The second episode features Owen Nied who graduated from Hampshire College in the Spring of 2020 where he studied music production and film. He has been performing since he was eight years old. Owen is formally trained in guitar but is self-taught in around seven other instruments. He grew up listening to the Beach Boys and other 60’s bands and eventually formed a folk group called Cats in the Limelight during his time at Hampshire. In his solo work, he constantly experiments with unexpected combinations of melodies, lyrics, and sounds. He is in several other bands including The Onlys and The Owen Nied Trio. With the help of Aprile Gallant, Associate Director of Curatorial Affairs and Senior Curator of Prints, Drawings, and Photographs, Owen selected a photograph by Sandra Louise Skoglund called Revenge of the Goldfish made in 1981 (Slide 2). 

“I was thrilled to compose a piece of music inspired by ​Sandy Skoglund’s work. In thinking about what I could possibly create that would translate the images and emotions I saw in the work into a musical composition, I started thinking about the music used in James Bond and other spy movies. I knew from the beginning that I wanted to play with ideas of dissonance, because I recognized a lot of tension in Skoglund’s work. One way I approached creating this tension was through a dissonant line in a looped vocal harmony that intentionally didn’t quite match up with the previously recorded line. This created a feeling of uneasiness that I also saw in Skoglund’s work. Lyrically, I took inspiration from the abstract lyrics of spy themes that often foreshadowed elements of the plot, without telling too much.” - Owen Nied 



The final episode features Cesar Centeno who graduated from Amherst College in the Spring of 2020. He double majored in Biology and Music with a focus in sound design and electroacoustics. Growing up, Cesar began performing with choirs and musicals, played saxophone, and picked up the guitar his first year at Amherst. However, his focus in music completely shifted when he took a course called Soundscapes with visiting professor, Yvette Jackson. Since then, Cesar has been interested in the difference between “noise,” “sound,” and “music” and the process of degrading these boundaries.

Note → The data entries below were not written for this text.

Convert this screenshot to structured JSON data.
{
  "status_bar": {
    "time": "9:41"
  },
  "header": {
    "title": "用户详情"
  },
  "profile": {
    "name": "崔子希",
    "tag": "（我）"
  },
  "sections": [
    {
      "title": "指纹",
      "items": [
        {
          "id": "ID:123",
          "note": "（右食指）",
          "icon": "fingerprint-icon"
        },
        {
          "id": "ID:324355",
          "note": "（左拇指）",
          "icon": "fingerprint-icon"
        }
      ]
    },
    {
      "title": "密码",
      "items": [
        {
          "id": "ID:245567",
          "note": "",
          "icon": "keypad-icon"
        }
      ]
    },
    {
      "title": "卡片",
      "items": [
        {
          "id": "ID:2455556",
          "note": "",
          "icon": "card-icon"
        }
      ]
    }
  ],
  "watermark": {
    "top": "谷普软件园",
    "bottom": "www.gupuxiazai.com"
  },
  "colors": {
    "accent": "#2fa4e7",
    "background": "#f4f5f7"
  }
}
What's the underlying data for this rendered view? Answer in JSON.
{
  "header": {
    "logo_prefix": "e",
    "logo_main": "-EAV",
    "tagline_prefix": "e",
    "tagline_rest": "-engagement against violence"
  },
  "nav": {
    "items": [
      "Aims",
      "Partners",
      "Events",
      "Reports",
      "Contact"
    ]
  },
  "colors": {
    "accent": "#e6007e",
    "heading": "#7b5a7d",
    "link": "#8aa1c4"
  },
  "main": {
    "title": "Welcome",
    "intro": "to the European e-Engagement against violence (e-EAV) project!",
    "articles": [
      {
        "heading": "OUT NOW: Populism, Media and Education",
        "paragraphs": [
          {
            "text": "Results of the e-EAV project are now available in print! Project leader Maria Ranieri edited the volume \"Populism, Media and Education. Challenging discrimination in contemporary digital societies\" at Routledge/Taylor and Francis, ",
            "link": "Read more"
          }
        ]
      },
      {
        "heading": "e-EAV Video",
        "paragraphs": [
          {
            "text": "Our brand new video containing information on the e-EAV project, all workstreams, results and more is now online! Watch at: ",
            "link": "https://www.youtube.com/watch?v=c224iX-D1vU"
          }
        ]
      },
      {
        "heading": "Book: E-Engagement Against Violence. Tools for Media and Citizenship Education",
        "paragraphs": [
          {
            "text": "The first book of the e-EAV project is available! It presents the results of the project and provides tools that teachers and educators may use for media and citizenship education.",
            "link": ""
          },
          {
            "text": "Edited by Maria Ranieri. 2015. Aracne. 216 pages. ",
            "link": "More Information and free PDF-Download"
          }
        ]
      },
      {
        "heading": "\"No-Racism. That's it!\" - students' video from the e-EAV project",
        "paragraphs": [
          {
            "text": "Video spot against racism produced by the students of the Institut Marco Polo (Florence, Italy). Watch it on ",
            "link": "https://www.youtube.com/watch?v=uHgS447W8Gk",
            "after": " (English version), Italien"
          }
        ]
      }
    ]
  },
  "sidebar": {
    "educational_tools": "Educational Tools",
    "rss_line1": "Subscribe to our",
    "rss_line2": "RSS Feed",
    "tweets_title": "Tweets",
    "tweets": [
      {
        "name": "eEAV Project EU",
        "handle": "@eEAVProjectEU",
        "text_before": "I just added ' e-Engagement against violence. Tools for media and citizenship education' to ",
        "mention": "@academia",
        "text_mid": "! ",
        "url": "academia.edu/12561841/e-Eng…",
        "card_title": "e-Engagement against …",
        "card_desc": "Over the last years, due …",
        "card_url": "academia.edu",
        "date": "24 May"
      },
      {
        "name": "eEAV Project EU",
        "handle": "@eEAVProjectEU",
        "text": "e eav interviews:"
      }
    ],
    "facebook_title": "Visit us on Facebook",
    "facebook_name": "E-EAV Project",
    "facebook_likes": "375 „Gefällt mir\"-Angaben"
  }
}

His work revolves around weaving recorded ambient noise alongside more traditional structured sounds to produce densely flowing soundscapes. Cesar’s textured soundscapes are meditative acts with bursts of chaotic energy and often comment on themes of identity, healing, and magic. His work creates a space for listeners to imagine and wander into a world of their own. With the help of Emma Chubb, Charlotte Feng Ford ‘83 Curator of Contemporary Art, Cesar selected a painting by Makoto Fujimura called Golden Splendor - Sight made in 2004 (Slide 3). 

“I always enjoy the experience of working on translational pieces. This undertaking of communication between mediums is often both a challenge and a joy. In beginning to tackle translating Fujimura’s piece, I was drawn to how he thinks of his own process. I worked to reflect through sound his ritual of slow destruction, to exploration, to realized creation. To do this, I spent a week gathering recordings, chose one as my base, and then proceeded to distort the rest which afforded me rich sonic colors to layer together. Keeping in mind Fujimura’s sentiments of the grandiose among the mundane, beauty in the broken, and the process as the product, I was able to generate this narrative piece that I lovingly call, Mourning Ritual.” - Cesar Centeno

I can’t wait for everyone to see the final series. Visit the  SCMA YouTube Channel for all three episodes! 

Molly McGehee '21 is an Art History major with a concentration in Museum Studies who served as a Remote Digital Initiatives Intern in the SCMA curatorial department this summer.

Add new comment

Restricted HTML

  • Allowed HTML tags: <a href hreflang> <em> <strong> <cite> <blockquote cite> <code> <ul type> <ol start type> <li> <dl> <dt> <dd> <h2 id> <h3 id> <h4 id> <h5 id> <h6 id>
  • Lines and paragraphs break automatically.
  • Web page addresses and email addresses turn into links automatically.